Topics: Financial Crisis

Financial Crisis

Financial crisis is a broad term applied to certain events in which some economic institutions or resources abruptly drop a large part of their value. In the 19th and 20th centuries, many financial crises were linked to banking runs, stock crashes and recessions, coinciding or not with these panics. Other situations that are regularly called financial crises include stock market crashes and the bursting of financial bubbles, currency crises, and sovereign defaults. While many economists have offered several hypothesis about the causes and solutions for financial crises, there is little consensus and these events are still usual events in all countries.

A short list of some major financial crises since 20th century:

1910 – Shanghai rubber stock market crisis

1920 - The president was President Warren G. Harding, who ran for the Republican Party against James M. Cox and his VP candidate, the young Franklin D. Roosevelt. Warren G. Harding was elected to bring back order after World War I, with apposite policies to the unpopular previous socialist govern of Woodrow Wilson. His policy was based on Reduce spending and taxes. His policies – approved for a favorable congress – ended the recession after one year.

“Before the massive government interventions of the 1930s, all recessions were short-lived. The severe depression of 1921 was over so rapidly, for example, that Secretary of Commerce Hoover, despite his interventionist inclinations, was not able to convince President Harding to intervene rapidly enough; by the time Harding was persuaded to intervene, the depression was already over, and prosperity had arrived. When the stock market crash arrived in October, 1929, Herbert Hoover, now the president, intervened so rapidly and so massively that the market– adjustment process was paralyzed, and the Hoover–Roosevelt New Deal policies managed to bring about a permanent and massive depression, from which we were only rescued by the advent of World War II. Laissez-faire—a strict policy of non-intervention by the government —is the only course that can assure a rapid recovery in any depression crisis.”

Source: Murray N. Rothbard’s, Introduction to his work America’s Great Depression, Third Edition, The Ludwig von Mises Institute, 1975

1929 – The Great Depression – the largest and most important economic depression in the 20th century

“The Wall Street collapse of September–October 1929 and the Great Depression which followed it were among the most important events of the twentieth century. They made the Second World War possible, though not inevitable, and by undermining confidence in the efficacy of the market and the capitalist system, they helped to explain why the absurdly inefficient and murderous system of Soviet communism survived for so long.
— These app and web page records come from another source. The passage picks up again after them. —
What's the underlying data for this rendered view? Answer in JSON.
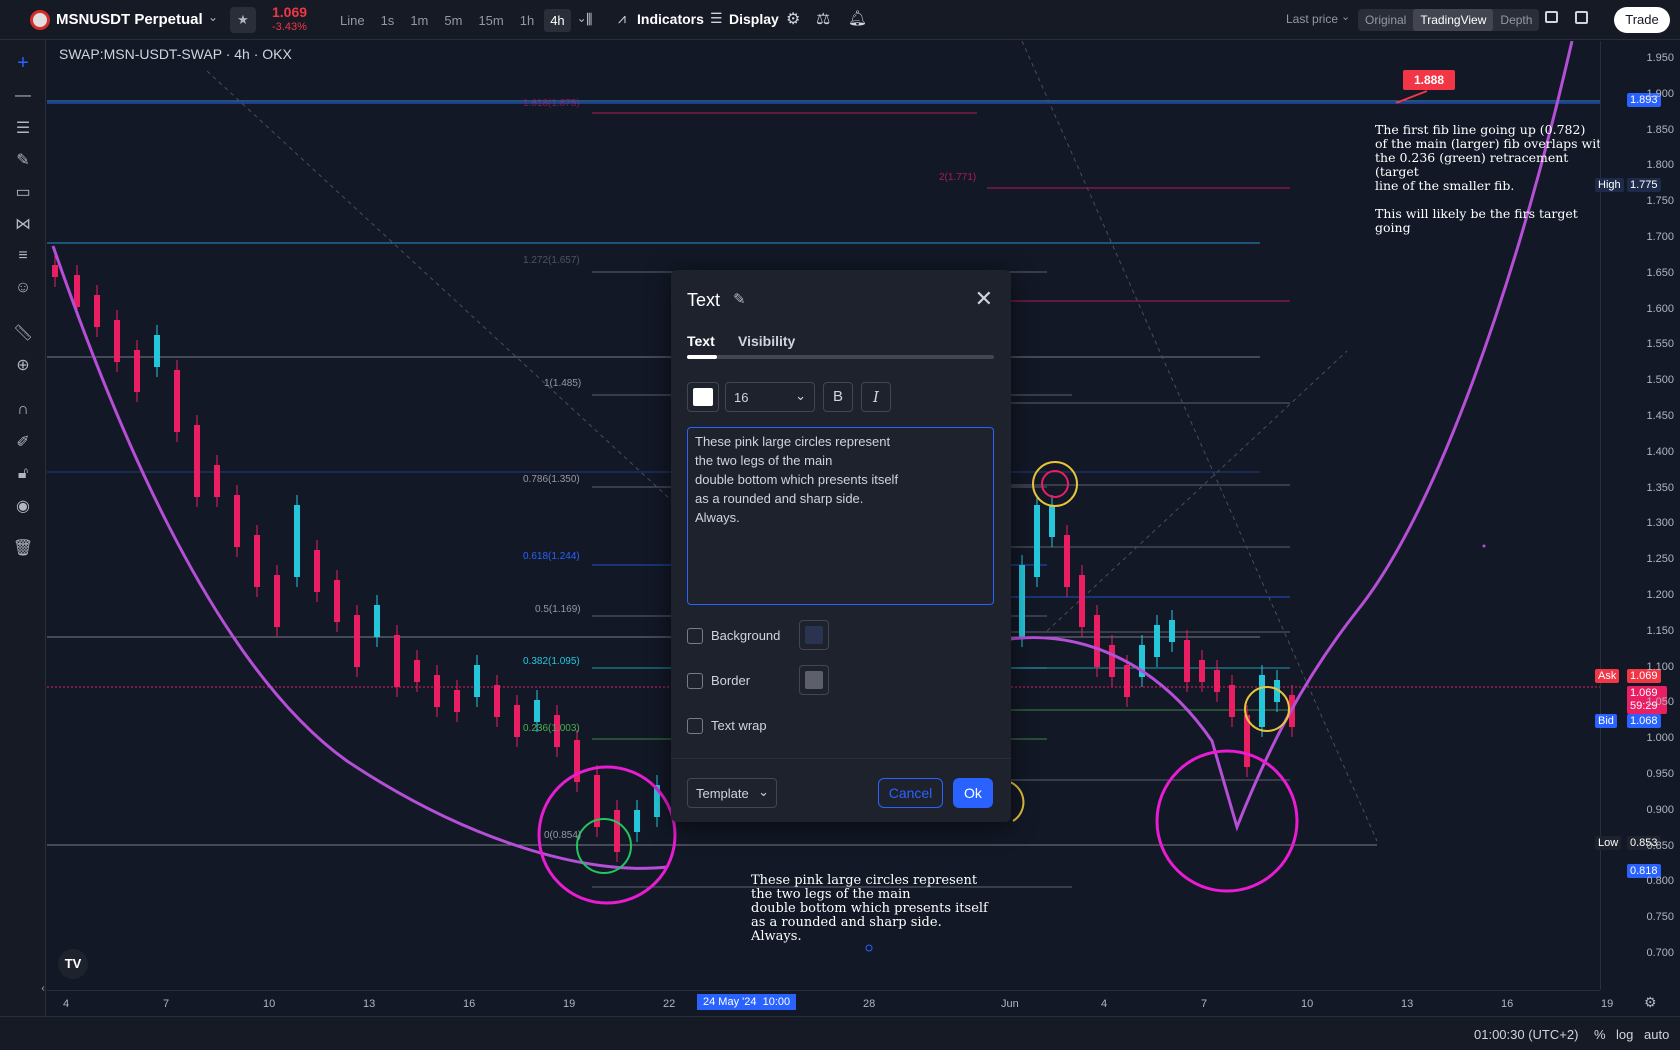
{
  "header": {
    "symbol": "MSNUSDT Perpetual",
    "price": "1.069",
    "change": "-3.43%",
    "timeframes": [
      "Line",
      "1s",
      "1m",
      "5m",
      "15m",
      "1h",
      "4h"
    ],
    "active_timeframe": "4h",
    "indicators_label": "Indicators",
    "display_label": "Display",
    "last_price_label": "Last price",
    "views": [
      "Original",
      "TradingView",
      "Depth"
    ],
    "active_view": "TradingView",
    "trade_label": "Trade"
  },
  "chart": {
    "legend": "SWAP:MSN-USDT-SWAP · 4h · OKX",
    "price_ticks": [
      "1.950",
      "1.900",
      "1.850",
      "1.800",
      "1.750",
      "1.700",
      "1.650",
      "1.600",
      "1.550",
      "1.500",
      "1.450",
      "1.400",
      "1.350",
      "1.300",
      "1.250",
      "1.200",
      "1.150",
      "1.100",
      "1.050",
      "1.000",
      "0.950",
      "0.900",
      "0.850",
      "0.800",
      "0.750",
      "0.700"
    ],
    "time_ticks": [
      "4",
      "7",
      "10",
      "13",
      "16",
      "19",
      "22",
      "28",
      "Jun",
      "4",
      "7",
      "10",
      "13",
      "16",
      "19"
    ],
    "cursor_time_date": "24 May '24",
    "cursor_time_clock": "10:00",
    "price_tags": {
      "top": "1.893",
      "high_label": "High",
      "high": "1.775",
      "ask_label": "Ask",
      "ask": "1.069",
      "last": "1.069",
      "countdown": "59:29",
      "bid_label": "Bid",
      "bid": "1.068",
      "low_label": "Low",
      "low": "0.853",
      "bottom": "0.818"
    },
    "callout": "1.888",
    "fib_levels": [
      "1.618(1.875)",
      "1.272(1.657)",
      "1(1.485)",
      "0.786(1.350)",
      "0.618(1.244)",
      "0.5(1.169)",
      "0.382(1.095)",
      "0.236(1.003)",
      "0(0.854)",
      "2(1.771)"
    ],
    "note_right": [
      "The first fib line going up (0.782)",
      "of the main (larger) fib overlaps with",
      "the 0.236 (green) retracement (target",
      "line of the smaller fib.",
      "",
      "This will likely be the firs target going"
    ],
    "note_bottom": [
      "These pink large circles represent",
      "the two legs of the main",
      "double bottom which presents itself",
      "as a rounded and sharp side.",
      "Always."
    ]
  },
  "dialog": {
    "title": "Text",
    "tabs": [
      "Text",
      "Visibility"
    ],
    "active_tab": "Text",
    "font_size": "16",
    "bold_label": "B",
    "italic_label": "I",
    "text_value": "These pink large circles represent\nthe two legs of the main\ndouble bottom which presents itself\nas a rounded and sharp side.\nAlways.",
    "background_label": "Background",
    "border_label": "Border",
    "text_wrap_label": "Text wrap",
    "template_label": "Template",
    "cancel_label": "Cancel",
    "ok_label": "Ok"
  },
  "footer": {
    "clock": "01:00:30 (UTC+2)",
    "percent_label": "%",
    "log_label": "log",
    "auto_label": "auto"
  },
  "colors": {
    "background": "#121826",
    "up": "#26c6da",
    "down": "#e91e63",
    "accent": "#2962ff",
    "circle_pink": "#e81cd0",
    "curve_purple": "#b44fd6"
  }
}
Indeed, it could be argued that the ultimate emotional and intellectual consequences of the Great Depression were not finally erased from the mind of humanity until the end of the 1980s, when the Soviet collectivist alternative to capitalism crumbled in hopeless ruin and the entire world accepted there was no substitute for the market. (…) We now see, thanks to Rothbard’s insights, that the Hoover– Roosevelt period was really a continuum, that most of the “innovations” of the New Deal were in fact expansions or intensifications of Hoover solutions, or pseudo-solutions, and that Franklin Delano Roosevelt’s administration differed from Herbert Hoover’s in only two important respects—it was infinitely more successful in managing its public relations, and it spent rather more taxpayers’ money. And, in Rothbard’s argument, the net effect of the Hoover–Roosevelt continuum of policy was to make the slump more severe and to prolong it virtually to the end of the 1930s. The Great Depression was a failure not of capitalism but of the hyperactive state.”

Source: Paul Johnson, Introduction to Murray N. Rothbard’s America’s Great Depression, Fifth Edition, The Ludwig von Mises Institute, 2000

1973 – 1973 oil crisis – oil prices soared, causing the 1973–1974 stock market crash

1980s – Latin American debt crisis – beginning in Mexico

1987 – Black Monday (1987) – the largest one-day percentage decline in stock market history

1989-91 – United States Savings & Loan crisis

1990s – Japanese asset price bubble collapsed

1992-93 – Black Wednesday – speculative attacks on currencies in the European Exchange Rate Mechanism

1994-95 – 1994 economic crisis in Mexico – speculative attack and default on Mexican debt

1997-98 – 1997 Asian Financial Crisis – devaluations and banking crises across Asia

2007-09 – The American financial crisis of 2007–2009 helped create the global financial crisis of 2008–2009, thus creating the late 2000s recession


Financial Crisis